(DATA EXCERPTS begins)

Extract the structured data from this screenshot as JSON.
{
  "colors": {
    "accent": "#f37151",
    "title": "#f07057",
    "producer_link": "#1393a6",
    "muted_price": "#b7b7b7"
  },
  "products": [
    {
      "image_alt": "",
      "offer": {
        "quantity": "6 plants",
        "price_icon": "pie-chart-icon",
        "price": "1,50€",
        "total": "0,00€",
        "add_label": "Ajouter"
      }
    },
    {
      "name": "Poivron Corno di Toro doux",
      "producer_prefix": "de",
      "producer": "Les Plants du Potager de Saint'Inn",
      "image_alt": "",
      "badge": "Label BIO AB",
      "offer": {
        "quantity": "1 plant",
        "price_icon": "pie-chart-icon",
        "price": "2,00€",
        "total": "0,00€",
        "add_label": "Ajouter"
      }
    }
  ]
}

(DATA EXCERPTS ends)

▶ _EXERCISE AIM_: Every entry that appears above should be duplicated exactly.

▶ _TASK RESULT_:
Extract the structured data from this screenshot as JSON.
{
  "colors": {
    "accent": "#f37151",
    "title": "#f07057",
    "producer_link": "#1393a6",
    "muted_price": "#b7b7b7"
  },
  "products": [
    {
      "image_alt": "",
      "offer": {
        "quantity": "6 plants",
        "price_icon": "pie-chart-icon",
        "price": "1,50€",
        "total": "0,00€",
        "add_label": "Ajouter"
      }
    },
    {
      "name": "Poivron Corno di Toro doux",
      "producer_prefix": "de",
      "producer": "Les Plants du Potager de Saint'Inn",
      "image_alt": "",
      "badge": "Label BIO AB",
      "offer": {
        "quantity": "1 plant",
        "price_icon": "pie-chart-icon",
        "price": "2,00€",
        "total": "0,00€",
        "add_label": "Ajouter"
      }
    }
  ]
}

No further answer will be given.